Speaking to Fund Intelligence, George Michael Gerstein expressed skepticism that Eugene Scalia, the next Secretary of Labor, would have to recuse himself from rulemaking the DOL is expected to soon announce related to its vacated 2016 Fiduciary Rule. Gerstein also spoke about what he expects from the DOL over the coming months.
Yesterday, the U.S. Senate confirmed Eugene Scalia to succeed Alex Acosta as the Secretary of Labor. Scalia was confirmed along party lines on a vote of 53-44. Last week, Scalia told lawmakers that he may have to recuse himself from the work involved in fiduciary rulemaking due to his involvement in litigation pertaining to the 2016 Fiduciary Rule. Scalia stated that he would seek guidance from the Department of Labor’s (DOL) designated agency ethics official with respect to his ability to participate in such work. However, if Scalia were to be required to recuse himself, political decisions regarding the final rule would likely fall to Patrick Pizzella, the deputy labor secretary who has been the acting head since Acosta stepped down earlier this year.
As early as this fall, we may see the DOL issue new guidance on rollovers (a significant and uncertain issue in the wake of the Fiduciary Rule’s demise) and, in all likelihood, a proposed class exemption applicable to broker-dealers, which, at its heart, could condition relief on adherence to new Regulation Best Interest. We do not anticipate the DOL to reformulate the ways in which one becomes an investment advice fiduciary under ERISA (i.e., expanding the ways in which one becomes a fiduciary).
Finally, we are keeping a close eye on new guidance from the DOL on proxy voting over the next few weeks. You may recall that the President issued an Executive Order in April that, in part, required the DOL to examine if new guidance in this area was necessary. The DOL could decline to issue new guidance, since Field Assistance Bulletin 2018-01 addressed proxy voting. We will provide an update as soon as any new guidance on these issues becomes available.
Over the past 2 years, the states have taken disparate approaches to filling what they perceive as a regulatory void when the DOL Fiduciary Rule was struck down by a federal court. At the outset, most states, with the exception of Nevada, took a disclosure-based approach (most notably, NY and NJ), and legislation was the preferred avenue. Now, the trend is toward heightening the standard of care (disclosure appears to be viewed skeptically) through regulation (executive/governor’s branch). Though it varies by state, there at times can be incongruity of approach taken within a state. For example, the New Jersey legislation favored disclosure, whereas Governor Murphy preferred a new standard of care. Though the New Jersey legislation is unlikely to be reintroduced next year, it highlights a risk for market participants when there is inconsistency intrastate and interstate. We are expecting to see draft bills over the coming months for the next session in a small handful of states, but will also keep a (very) close eye on if and when either or both of New Jersey and Massachusetts decide to move forward with their fiduciary duty regulations applicable to broker-dealers and investment advisers.
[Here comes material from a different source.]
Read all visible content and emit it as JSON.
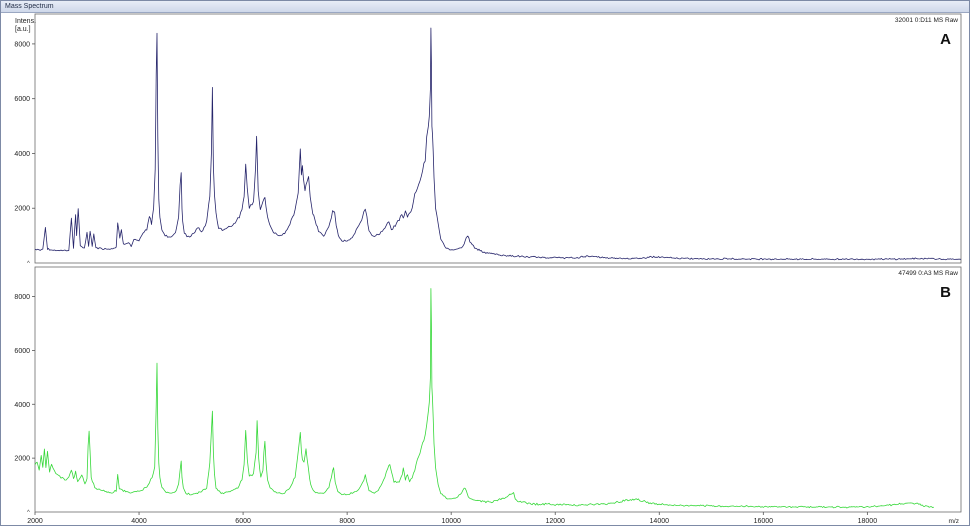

Nevada is also likely to be moving forward with finalization on its proposed fiduciary implementing regulation.